Maryori in Cuyo Grande, Pisac

Gabriel Barreto Bentín

Kinsa Cocha lake in Pisac

Gabriel Barreto Bentín

“That's Maryori in Cuyo Grande. One day, she was deciding if she would do her English homework or go take care of her mother's cuys (guinea pigs)—they raised 400 cuys in her home, so she would have to go and feed them, check on them. She had this confused face of, What should I do? Should I do my homework or feed my cuys? That moment was just too perfect, I think it's captured in her expression, that decision-making moment of, I'm trying to decide what to do with my life but, sure, take a portrait.”

Machu Picchu, Cusco

Gabriel Barreto Bentín

Evelyn and her daughter in Choquepata, Oropesa

Gabriel Barreto Bentín

“This is Evelyn. She's the cover of the book. This photo was taken at her niece's birthday party, but I think it's nicer to talk about when I went back [to see her] a couple of months ago. I visited some of these communities and gave the book to some of the people that I had photographed. Evelyn was super confused, like, What are you doing here? It had been three years and a pandemic since I last saw her. 

We had some beer, some Andean cheese with her family, and then in the middle of the conversation I took out the book. [She had] the face of excitement and pure euphoria—she was astonished by the fact that she was on the cover of a book. She said something really beautiful, which I'm never going to forget, because for me the book is about demystifying and trying to understand on a deeper level what [Andean] culture is about. She said, “You have no idea how much it's going to mean for me and for my daughter to be able to look at this book and pass through the pages, and to see [ourselves] represented in such a warm and dignifying way.” [She said it] was going to impact how her daughter saw herself. 

I had this debate internally [about including Machu Picchu in the book] because the photo of Machu Picchu is the definition of the romanticization of the Andes. But while I think it's important for me to decontextualize the people and who they are from where they are, you can't deny how every single person that lives in the region has been impacted by the boom in tourism across Machu Picchu.
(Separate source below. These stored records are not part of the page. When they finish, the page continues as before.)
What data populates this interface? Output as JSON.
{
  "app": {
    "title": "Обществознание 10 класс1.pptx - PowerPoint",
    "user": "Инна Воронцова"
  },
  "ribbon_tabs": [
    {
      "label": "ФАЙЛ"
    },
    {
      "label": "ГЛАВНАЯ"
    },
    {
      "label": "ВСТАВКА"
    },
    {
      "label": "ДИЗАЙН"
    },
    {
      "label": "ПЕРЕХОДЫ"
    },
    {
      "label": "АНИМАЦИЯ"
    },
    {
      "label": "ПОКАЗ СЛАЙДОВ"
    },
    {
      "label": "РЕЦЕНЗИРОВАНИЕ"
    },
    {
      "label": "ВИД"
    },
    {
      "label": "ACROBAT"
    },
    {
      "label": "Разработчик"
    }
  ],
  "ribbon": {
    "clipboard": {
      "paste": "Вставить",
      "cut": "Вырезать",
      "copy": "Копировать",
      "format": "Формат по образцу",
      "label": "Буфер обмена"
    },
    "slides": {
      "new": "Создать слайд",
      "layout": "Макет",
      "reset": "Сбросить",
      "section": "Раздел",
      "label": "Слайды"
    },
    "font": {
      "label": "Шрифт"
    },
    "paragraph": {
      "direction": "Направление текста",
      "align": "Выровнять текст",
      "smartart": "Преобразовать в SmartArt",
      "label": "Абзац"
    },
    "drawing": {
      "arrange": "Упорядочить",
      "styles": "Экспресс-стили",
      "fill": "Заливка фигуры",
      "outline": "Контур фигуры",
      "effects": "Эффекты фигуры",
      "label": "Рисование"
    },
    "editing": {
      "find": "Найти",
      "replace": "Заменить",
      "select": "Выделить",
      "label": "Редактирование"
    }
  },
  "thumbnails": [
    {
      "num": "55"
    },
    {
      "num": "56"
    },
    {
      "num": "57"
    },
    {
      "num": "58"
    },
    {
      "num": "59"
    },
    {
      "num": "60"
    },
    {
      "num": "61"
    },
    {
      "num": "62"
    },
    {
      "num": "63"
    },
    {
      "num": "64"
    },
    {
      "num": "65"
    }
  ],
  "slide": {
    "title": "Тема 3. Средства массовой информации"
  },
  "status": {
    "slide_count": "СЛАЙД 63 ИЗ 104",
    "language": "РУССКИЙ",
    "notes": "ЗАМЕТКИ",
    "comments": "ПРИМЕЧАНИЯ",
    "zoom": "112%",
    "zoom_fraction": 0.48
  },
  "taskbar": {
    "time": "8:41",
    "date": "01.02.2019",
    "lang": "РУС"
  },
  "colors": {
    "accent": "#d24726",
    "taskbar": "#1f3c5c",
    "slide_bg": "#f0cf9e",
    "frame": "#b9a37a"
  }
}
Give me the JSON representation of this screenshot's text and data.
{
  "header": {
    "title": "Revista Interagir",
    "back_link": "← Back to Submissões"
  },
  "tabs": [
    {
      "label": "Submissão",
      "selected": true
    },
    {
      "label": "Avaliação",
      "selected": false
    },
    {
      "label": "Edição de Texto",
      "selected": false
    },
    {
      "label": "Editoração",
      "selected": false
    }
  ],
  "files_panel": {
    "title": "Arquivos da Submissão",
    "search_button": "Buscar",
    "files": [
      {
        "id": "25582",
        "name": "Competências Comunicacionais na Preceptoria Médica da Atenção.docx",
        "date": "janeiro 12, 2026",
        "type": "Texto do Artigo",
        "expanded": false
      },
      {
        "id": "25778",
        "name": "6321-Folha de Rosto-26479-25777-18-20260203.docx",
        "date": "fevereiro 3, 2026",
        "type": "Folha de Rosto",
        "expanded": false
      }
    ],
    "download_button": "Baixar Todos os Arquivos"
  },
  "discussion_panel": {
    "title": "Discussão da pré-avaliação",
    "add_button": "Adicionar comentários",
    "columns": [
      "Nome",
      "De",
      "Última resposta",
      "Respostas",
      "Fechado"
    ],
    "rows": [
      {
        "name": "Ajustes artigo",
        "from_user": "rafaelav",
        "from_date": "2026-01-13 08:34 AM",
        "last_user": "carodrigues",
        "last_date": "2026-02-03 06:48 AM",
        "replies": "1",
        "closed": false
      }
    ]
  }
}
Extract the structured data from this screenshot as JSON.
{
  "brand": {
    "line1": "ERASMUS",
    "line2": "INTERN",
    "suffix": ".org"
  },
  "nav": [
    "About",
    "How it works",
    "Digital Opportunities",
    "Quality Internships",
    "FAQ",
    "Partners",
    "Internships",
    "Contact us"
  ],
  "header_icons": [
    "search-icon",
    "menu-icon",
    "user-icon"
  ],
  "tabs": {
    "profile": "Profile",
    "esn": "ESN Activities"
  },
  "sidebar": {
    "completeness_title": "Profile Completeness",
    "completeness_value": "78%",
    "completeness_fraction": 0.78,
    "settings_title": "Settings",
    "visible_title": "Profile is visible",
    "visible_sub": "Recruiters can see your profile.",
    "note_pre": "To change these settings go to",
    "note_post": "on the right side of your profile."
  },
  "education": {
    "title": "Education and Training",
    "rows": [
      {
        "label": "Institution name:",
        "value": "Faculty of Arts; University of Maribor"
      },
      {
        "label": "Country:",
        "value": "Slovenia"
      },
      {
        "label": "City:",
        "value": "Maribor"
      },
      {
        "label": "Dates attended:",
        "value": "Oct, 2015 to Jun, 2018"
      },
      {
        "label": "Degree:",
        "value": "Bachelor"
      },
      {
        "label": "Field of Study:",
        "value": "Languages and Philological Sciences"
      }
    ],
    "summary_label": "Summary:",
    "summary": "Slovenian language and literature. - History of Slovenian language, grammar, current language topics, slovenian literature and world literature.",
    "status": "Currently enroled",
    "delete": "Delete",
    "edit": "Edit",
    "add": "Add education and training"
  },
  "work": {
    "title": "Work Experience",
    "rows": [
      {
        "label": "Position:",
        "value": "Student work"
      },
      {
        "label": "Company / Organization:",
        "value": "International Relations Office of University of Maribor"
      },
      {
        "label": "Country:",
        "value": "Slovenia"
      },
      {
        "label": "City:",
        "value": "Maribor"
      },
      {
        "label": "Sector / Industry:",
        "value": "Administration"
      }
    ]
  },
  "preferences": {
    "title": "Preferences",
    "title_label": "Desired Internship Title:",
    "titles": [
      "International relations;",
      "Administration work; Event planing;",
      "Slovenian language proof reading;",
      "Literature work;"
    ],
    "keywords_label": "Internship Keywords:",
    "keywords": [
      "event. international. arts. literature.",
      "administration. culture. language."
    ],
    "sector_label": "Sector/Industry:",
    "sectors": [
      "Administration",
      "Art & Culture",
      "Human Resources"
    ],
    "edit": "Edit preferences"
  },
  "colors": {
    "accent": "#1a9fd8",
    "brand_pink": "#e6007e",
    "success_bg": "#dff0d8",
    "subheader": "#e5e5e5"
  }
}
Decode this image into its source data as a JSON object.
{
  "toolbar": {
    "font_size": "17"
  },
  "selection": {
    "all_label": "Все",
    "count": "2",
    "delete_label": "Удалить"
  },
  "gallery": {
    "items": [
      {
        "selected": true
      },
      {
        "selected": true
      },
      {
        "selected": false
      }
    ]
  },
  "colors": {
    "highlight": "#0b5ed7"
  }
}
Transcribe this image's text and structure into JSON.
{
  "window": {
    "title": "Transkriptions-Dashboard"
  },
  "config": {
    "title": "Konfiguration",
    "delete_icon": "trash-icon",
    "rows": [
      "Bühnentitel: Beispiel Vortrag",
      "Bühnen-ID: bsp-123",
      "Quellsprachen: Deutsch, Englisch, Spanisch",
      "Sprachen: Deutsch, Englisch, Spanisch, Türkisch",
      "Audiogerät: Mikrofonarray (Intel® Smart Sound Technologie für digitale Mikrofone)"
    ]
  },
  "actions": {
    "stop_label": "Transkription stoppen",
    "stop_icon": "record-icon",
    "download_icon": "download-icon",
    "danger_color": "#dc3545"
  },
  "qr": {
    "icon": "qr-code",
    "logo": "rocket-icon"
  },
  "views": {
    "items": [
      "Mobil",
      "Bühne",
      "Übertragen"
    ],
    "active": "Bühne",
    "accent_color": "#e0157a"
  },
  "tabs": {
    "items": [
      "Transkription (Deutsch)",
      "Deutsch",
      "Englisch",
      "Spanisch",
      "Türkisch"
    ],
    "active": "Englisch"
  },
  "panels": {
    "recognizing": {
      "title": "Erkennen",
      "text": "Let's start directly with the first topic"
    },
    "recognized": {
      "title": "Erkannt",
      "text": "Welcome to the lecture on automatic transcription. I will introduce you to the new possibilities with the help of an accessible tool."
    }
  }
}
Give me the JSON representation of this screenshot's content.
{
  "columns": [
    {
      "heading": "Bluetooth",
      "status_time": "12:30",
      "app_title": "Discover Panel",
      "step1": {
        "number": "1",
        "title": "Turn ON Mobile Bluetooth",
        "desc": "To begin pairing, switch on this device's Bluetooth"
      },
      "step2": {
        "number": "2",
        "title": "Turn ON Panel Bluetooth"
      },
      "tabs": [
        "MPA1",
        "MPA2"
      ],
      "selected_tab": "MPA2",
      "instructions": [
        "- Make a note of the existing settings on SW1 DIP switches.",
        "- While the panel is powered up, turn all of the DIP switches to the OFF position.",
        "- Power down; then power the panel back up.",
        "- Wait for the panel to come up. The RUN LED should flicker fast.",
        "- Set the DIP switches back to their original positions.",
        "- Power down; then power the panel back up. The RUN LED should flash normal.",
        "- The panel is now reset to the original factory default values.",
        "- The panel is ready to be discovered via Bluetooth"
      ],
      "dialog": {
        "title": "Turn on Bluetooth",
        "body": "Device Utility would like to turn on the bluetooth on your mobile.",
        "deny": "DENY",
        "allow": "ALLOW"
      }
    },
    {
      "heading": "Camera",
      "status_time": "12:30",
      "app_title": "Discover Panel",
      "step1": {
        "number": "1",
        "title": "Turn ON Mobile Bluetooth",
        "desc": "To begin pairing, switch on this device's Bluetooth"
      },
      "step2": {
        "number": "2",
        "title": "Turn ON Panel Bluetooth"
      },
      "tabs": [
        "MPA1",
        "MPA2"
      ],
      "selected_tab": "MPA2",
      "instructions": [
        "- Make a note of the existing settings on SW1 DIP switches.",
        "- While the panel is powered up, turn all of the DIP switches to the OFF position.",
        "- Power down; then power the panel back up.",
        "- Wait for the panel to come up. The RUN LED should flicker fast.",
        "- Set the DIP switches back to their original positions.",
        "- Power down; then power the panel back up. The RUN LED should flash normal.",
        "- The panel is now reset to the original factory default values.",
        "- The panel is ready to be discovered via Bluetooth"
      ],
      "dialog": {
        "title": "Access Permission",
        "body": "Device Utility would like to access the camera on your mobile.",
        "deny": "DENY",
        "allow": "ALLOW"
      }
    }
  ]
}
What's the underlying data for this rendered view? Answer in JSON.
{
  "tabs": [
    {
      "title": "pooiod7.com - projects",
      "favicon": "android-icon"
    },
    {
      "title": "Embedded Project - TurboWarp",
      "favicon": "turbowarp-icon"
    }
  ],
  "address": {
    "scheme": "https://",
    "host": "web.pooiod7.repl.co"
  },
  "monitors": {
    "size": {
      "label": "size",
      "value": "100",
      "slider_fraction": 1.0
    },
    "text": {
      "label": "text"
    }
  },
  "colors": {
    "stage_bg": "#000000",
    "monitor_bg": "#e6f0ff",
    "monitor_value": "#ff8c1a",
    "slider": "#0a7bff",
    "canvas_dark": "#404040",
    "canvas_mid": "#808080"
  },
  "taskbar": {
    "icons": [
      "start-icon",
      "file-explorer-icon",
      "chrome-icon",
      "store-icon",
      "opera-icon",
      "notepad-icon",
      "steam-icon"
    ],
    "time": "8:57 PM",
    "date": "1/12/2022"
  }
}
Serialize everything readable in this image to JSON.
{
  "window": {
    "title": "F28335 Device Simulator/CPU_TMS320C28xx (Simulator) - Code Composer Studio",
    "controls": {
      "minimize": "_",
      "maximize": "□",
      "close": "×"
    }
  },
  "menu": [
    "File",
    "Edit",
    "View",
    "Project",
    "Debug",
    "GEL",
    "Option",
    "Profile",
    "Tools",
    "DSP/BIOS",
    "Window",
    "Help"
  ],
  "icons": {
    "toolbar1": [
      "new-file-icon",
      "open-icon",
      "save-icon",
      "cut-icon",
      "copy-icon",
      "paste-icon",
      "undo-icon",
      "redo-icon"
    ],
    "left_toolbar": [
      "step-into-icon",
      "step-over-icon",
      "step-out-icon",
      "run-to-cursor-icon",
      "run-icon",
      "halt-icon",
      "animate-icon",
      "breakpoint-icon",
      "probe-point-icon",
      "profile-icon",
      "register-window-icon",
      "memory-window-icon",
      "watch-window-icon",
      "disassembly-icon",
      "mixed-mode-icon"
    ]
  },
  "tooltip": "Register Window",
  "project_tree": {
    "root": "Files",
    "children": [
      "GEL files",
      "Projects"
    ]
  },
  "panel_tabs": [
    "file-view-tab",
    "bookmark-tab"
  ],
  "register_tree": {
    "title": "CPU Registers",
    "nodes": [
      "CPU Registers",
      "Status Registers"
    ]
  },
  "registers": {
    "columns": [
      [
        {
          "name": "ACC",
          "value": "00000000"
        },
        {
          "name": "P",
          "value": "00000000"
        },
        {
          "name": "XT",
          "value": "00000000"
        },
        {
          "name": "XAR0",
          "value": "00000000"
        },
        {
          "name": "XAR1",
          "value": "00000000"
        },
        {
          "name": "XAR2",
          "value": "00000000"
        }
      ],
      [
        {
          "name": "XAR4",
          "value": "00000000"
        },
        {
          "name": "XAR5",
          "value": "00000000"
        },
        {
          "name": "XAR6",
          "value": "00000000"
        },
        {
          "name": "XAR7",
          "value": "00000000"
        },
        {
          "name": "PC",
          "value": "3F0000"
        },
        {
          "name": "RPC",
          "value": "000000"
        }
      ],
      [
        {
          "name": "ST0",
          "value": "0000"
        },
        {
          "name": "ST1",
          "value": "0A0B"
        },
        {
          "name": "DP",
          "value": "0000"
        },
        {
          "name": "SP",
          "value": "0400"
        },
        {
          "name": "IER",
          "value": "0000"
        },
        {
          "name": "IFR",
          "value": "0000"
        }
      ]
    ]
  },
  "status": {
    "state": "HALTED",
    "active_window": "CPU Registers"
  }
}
I think it would have been a lie to talk about the Andes and the region of Cusco, and not show where a lot of these changes, in a way, come from.”